As part of the Barney Frank proposed Manager's Amendment, which will accompany HR4173, the "Wall Street Reform and Consumer Protection Act of 2009", are three little-noticed rules that, if adopted, will make shorting stocks if not impossible, then extremely problematic and difficult. It is obvious why these rules would end up in an amendment: the outcry from retail and institutional traders would have been huge had these proposals made the full text of the proper Bill, and into the full view of the Mainstream Media. So why bother with these - simple. As everyone is aware, Ponzi schemes only work when constantly growing, as otherwise they blow up, implode under their own weight, once price discovery is attempted by all. Case in point: when Madoff's securities was unable to find another greater fool in the face of collapsing asset values, the jig was up overnight, and the value of the pyramid went from $50+ billion to $0 instantaneously.

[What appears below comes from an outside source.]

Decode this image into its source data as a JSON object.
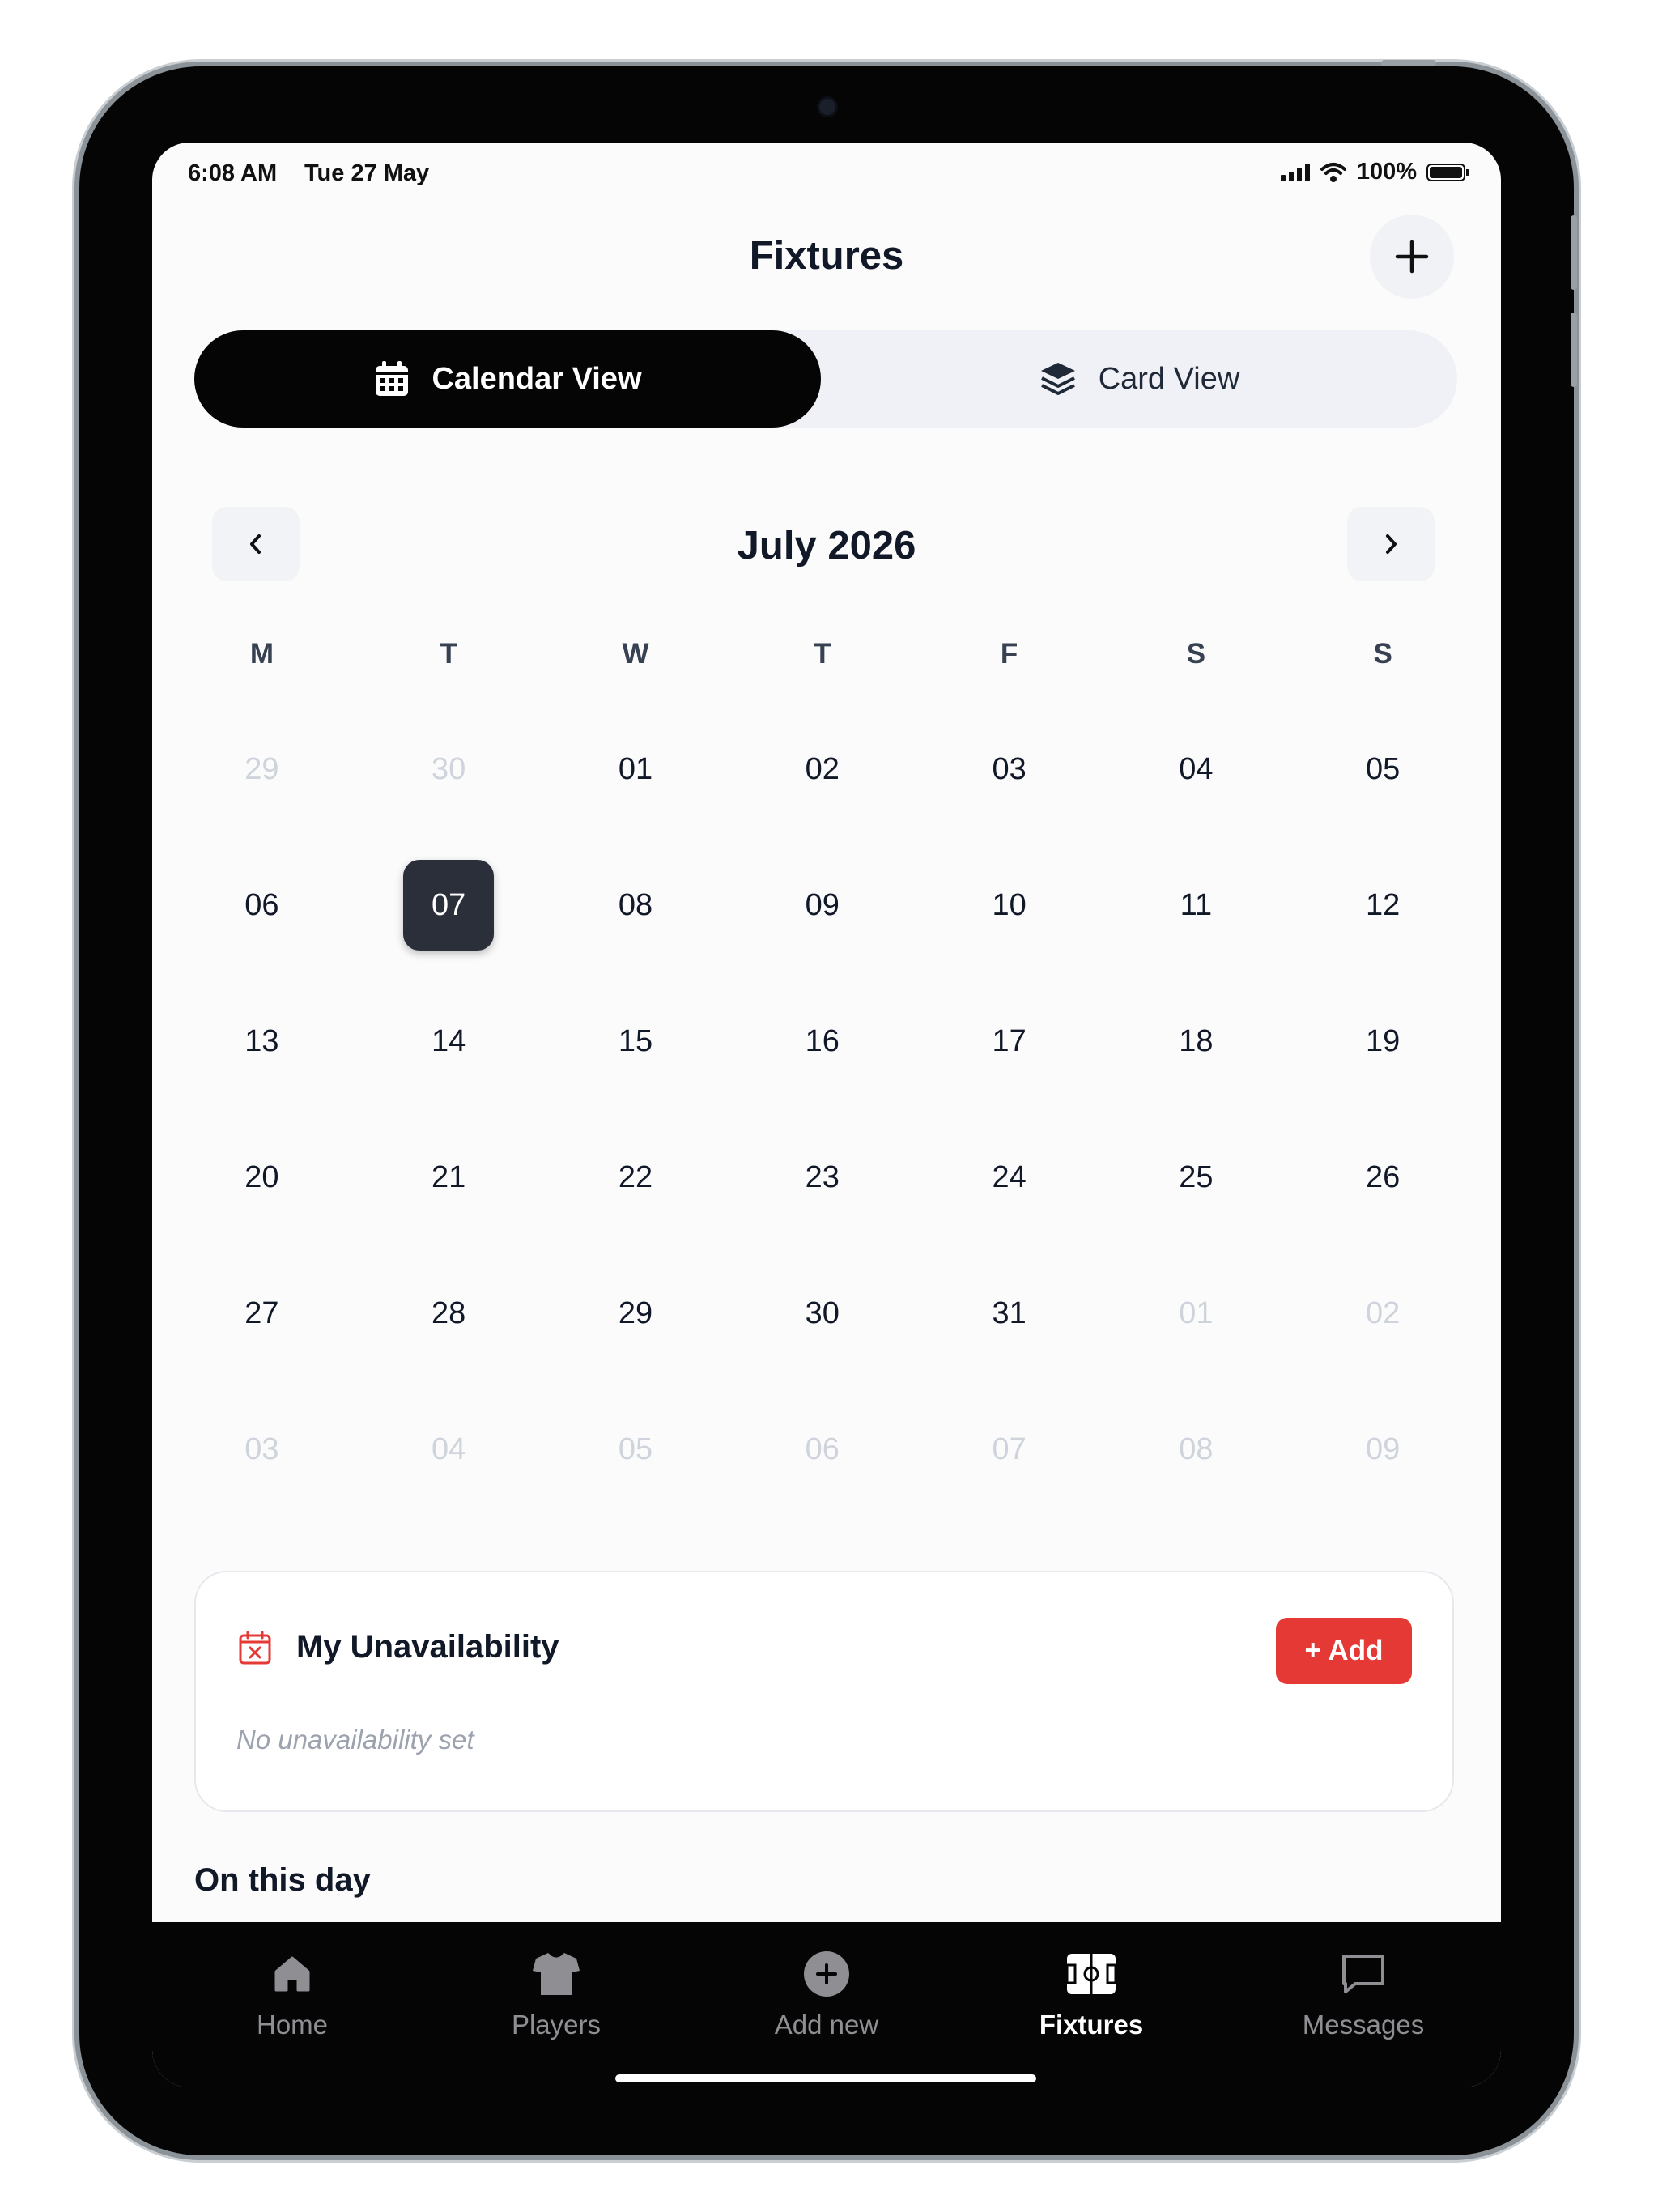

In this manner, Ponzies are like sharks - they need to swim to live: any deviation from the norm threatens their very survival. By comparison, shorting has always been the most traditional way to force price discovery: as idiot money pension funds tend to be long-only, selling only occurs in times when book gains have to be realized, and facilitates a rising market without any natural checks and balances. If this amendment passes, the entire equity market will have become Madoff securities to the dot. It will continue going up, until market values are a reflection of no underlying fundamentals, but simply the latest pension fund long-only dumb terminal willing to throw managed capital into the bonfire of an inevitable future stock market collapse. And, to borrow another page from the Madoff analogy, when the inevitable correction does occur, it would not be 10% or 20%: the entire worth of the Ponzi would be gutted.